As the Great Depression worsened, so did Temple’s situation. Despite a cost-saving move to Baja California and the lease of the Homestead to a boys’ military academy, he was unable to stave off further losses, including the foreclosure of the Homestead in summer 1932. Temple died six years later in Los Angeles at age 69, having gone through the turbulent and traumatic toll of the speculative ups and downs found in real estate and oil (and which somewhat mirrored the experiences of his father fifty years before him.)
As for his buildings in Alhambra, they remained intact for decades, though the downtown aged and decayed rapidly, especially after Interstate 10 skirted along the city’s southern edge and as suburban development evolved with commercial endeavors skewing towards regional malls and larger shopping centers with substantial parking lots.
It was a little over twenty years ago that word was heard of the destruction of some of Temple’s buildings, including the mortuary, Temple Theatre (long called the Rialto), and the Temple Estate Building. A colleague obtained a pallet of bricks (now in the basement of the Workman House) from the latter as it was being razed and tried to learn of the fate of the beautiful iron grille (later it was said the developer planned to install it at a project near the Homestead in Hacienda Heights, but it never made it there.)
The Edison Building was saved and remains, though heavily remodeled. The smaller row of stores and the old post office and hotel building at Main and 4th have also survived—so far. After today’s meeting ended, I drove over to the area, parked and walked around. It had been a while since I’d been in downtown Alhambra and it was striking to see the new commercial and residential (condos and apartments) building that has sprung up along Main.

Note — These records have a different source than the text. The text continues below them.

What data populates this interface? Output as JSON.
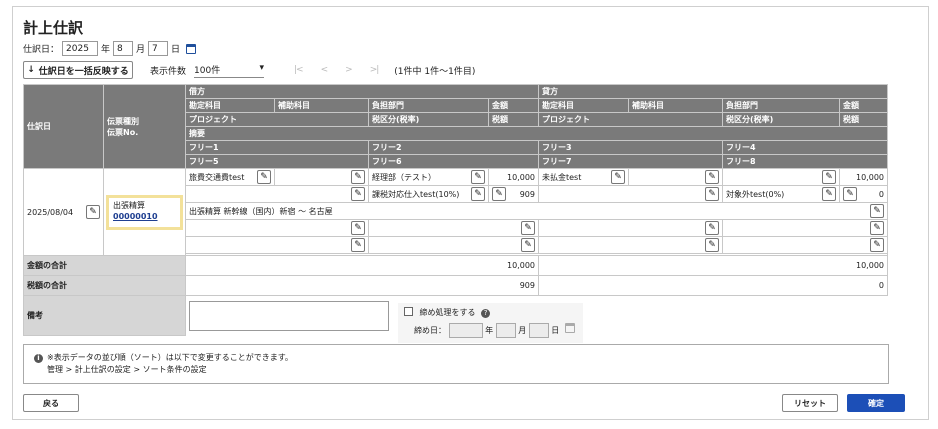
{
  "page": {
    "title": "計上仕訳"
  },
  "date": {
    "label": "仕訳日：",
    "year": "2025",
    "year_unit": "年",
    "month": "8",
    "month_unit": "月",
    "day": "7",
    "day_unit": "日"
  },
  "toolbar": {
    "apply_label": "仕訳日を一括反映する",
    "perpage_label": "表示件数",
    "perpage_value": "100件",
    "pager": [
      "|<",
      "<",
      ">",
      ">|"
    ],
    "page_info": "(1件中 1件～1件目)"
  },
  "table": {
    "h_date": "仕訳日",
    "h_slip": [
      "伝票種別",
      "伝票No."
    ],
    "debit": "借方",
    "credit": "貸方",
    "h_account": "勘定科目",
    "h_sub": "補助科目",
    "h_dept": "負担部門",
    "h_amount": "金額",
    "h_project": "プロジェクト",
    "h_taxcat": "税区分(税率)",
    "h_tax": "税額",
    "h_summary": "摘要",
    "free": [
      "フリー1",
      "フリー2",
      "フリー3",
      "フリー4",
      "フリー5",
      "フリー6",
      "フリー7",
      "フリー8"
    ],
    "row": {
      "date": "2025/08/04",
      "slip_type": "出張精算",
      "slip_no": "00000010",
      "d_account": "旅費交通費test",
      "d_dept": "経理部（テスト）",
      "d_amount": "10,000",
      "d_taxcat": "課税対応仕入test(10%)",
      "d_tax": "909",
      "c_account": "未払金test",
      "c_amount": "10,000",
      "c_taxcat": "対象外test(0%)",
      "c_tax": "0",
      "summary": "出張精算 新幹線（国内）新宿 〜 名古屋"
    },
    "total_amount_label": "金額の合計",
    "total_amount_debit": "10,000",
    "total_amount_credit": "10,000",
    "total_tax_label": "税額の合計",
    "total_tax_debit": "909",
    "total_tax_credit": "0",
    "memo_label": "備考"
  },
  "closing": {
    "label": "締め処理をする",
    "date_label": "締め日：",
    "year_unit": "年",
    "month_unit": "月",
    "day_unit": "日"
  },
  "notice": {
    "line1": "※表示データの並び順（ソート）は以下で変更することができます。",
    "line2": "管理 > 計上仕訳の設定 > ソート条件の設定"
  },
  "footer": {
    "back": "戻る",
    "reset": "リセット",
    "confirm": "確定"
  }
}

Land values, congestion and preference are among the factors that have led to the dramatic remaking of older downtowns throughout greater Los Angeles. While many want to see historic structures preserved and, in some cases, this has been done to keep the quaint downtown atmosphere in place (Whittier and San Gabriel are very different local examples that spring to mind), it is more common to see further transformation.
What Walter Temple did between 1921 and 1927 in downtown Alhambra was dramatically different than what went on before. Post World War II tastes and attitudes swept away much of what came before.
The redevelopment of downtown Alhambra in recent years may be distressing to some, but in historical context, shouldn’t really surprise anyone. Decades from now, there may likely be another wave of urban renewal there and elsewhere in our region. It would be very surprising if Temple’s existing buildings, save possible the Edison, will survive in the long term.
This doesn’t mean that some notable historic buildings shouldn’t be saved, if there are valid and viable reasons to do so. The approaches vary widely from city to city and depend on so many variables. It could be reasonably argued that Alhambra’s downtown was aging and stagnant and that was needed to revitalize it was to remake it as has been done or, at least, with a mix of old and new.
As I left town, I stopped by the Methodist Episcopal Church, where the Temples’ residence still serves as the rectory and retains its century-old address of 9 N. Almansor Street. The imposing and beautiful church at the corner of the property still impresses and it seems will stand for some time yet, as long as there is a congregation large enough to support it. The drive back to the Homestead was largely occupied by musings on what was seen today and it will be interesting to go back on occasion and see what other transformations the future holds in downtown Alhambra.